Build your own tiny Lego LHC

A PhD student working on the ATLAS experiment has created a replica of the Large Hadron Collider using Lego building blocks. Nathan Readioff, from the University of Liverpool (see here), submitted his design to Lego Ideas (see here) this week and is now awaiting the 10,000 votes needed for it to qualify for the Lego Review, which decides if projects become new Lego products. You can help this project, vote online now!


A computer simulation of the miniature Lego LHC, complete with four detectors connected with blue dipole magnets.

His Lego design is a stylised model of the LHC, showcasing the four main detectors ALICE, ATLAS, CMS and LHCb at the micro scale. Each detector is small enough to fit in the palm of your hand, yet the details of the internal systems are intricate, revealed by cutaway walls. Every major detector component is represented by a Lego piece. The models are not strictly to scale with one another, but the same size base is used for each one to maximise the detail that can be included and give a more uniform look to the set.

“I wanted to provide people of all ages with an entertaining building experience that would allow them to learn about the LHC and its incredible detectors,” says Readioff. “Hopefully, this Lego replica can serve as an introduction, inspiring people to find out more about particle physics and how the amazing work done at CERN is leading us to unravel the workings of the universe.”

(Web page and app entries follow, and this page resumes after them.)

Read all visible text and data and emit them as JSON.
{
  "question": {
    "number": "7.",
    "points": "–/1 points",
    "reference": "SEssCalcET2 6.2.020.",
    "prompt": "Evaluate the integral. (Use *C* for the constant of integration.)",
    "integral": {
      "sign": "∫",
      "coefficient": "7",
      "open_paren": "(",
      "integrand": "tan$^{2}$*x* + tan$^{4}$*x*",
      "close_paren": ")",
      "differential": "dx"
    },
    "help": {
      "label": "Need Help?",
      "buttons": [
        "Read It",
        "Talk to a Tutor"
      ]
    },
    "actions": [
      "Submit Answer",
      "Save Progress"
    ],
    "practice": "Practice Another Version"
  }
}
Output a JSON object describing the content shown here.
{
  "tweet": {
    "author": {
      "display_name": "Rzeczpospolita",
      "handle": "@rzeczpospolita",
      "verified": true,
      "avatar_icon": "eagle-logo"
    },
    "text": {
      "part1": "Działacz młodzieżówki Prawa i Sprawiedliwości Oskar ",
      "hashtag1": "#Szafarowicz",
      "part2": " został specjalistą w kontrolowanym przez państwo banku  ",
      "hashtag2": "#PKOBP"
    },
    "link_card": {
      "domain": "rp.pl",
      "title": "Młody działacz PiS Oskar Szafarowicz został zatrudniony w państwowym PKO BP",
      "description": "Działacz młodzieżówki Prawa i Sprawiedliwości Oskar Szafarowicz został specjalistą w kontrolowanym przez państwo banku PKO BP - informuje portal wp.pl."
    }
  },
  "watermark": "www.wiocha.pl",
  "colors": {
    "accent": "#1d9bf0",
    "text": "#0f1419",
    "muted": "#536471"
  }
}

While working on a sample prototype of the Lego LHC, Readioff says he learned a surprising amount about CERN and the various detectors himself. “I understood ATLAS because that’s the experiment I work on, but I knew almost nothing about the other detectors,” he says.

Readioff researched the other detectors, and learned how they share the same basic features – silicon detectors, calorimeters, muon chambers – and yet use vastly different technologies and designs to achieve their goals. Besides the detectors, he says, he also learned how to assemble a robust Lego model and to question the designs recommended by a computer simulation.

“The first draft model of the ALICE detector was designed on a computer; it took me two hours to get the bricks to hold together and it would shatter at the slightest touch,” says Readioff. His final design replica is made to be robust, with parts that hold together well, helping the Lego builder to construct each detector within minutes. If you want to build your own miniature LHC now, you can do so using the complete instruction manuals and part lists already available on the “Build your own particle detector” website.

To vote for Readioff's Lego LHC design, register with Lego Ideas and click the “Support” button on the Lego LHC page.

by Abha Eli Phoboo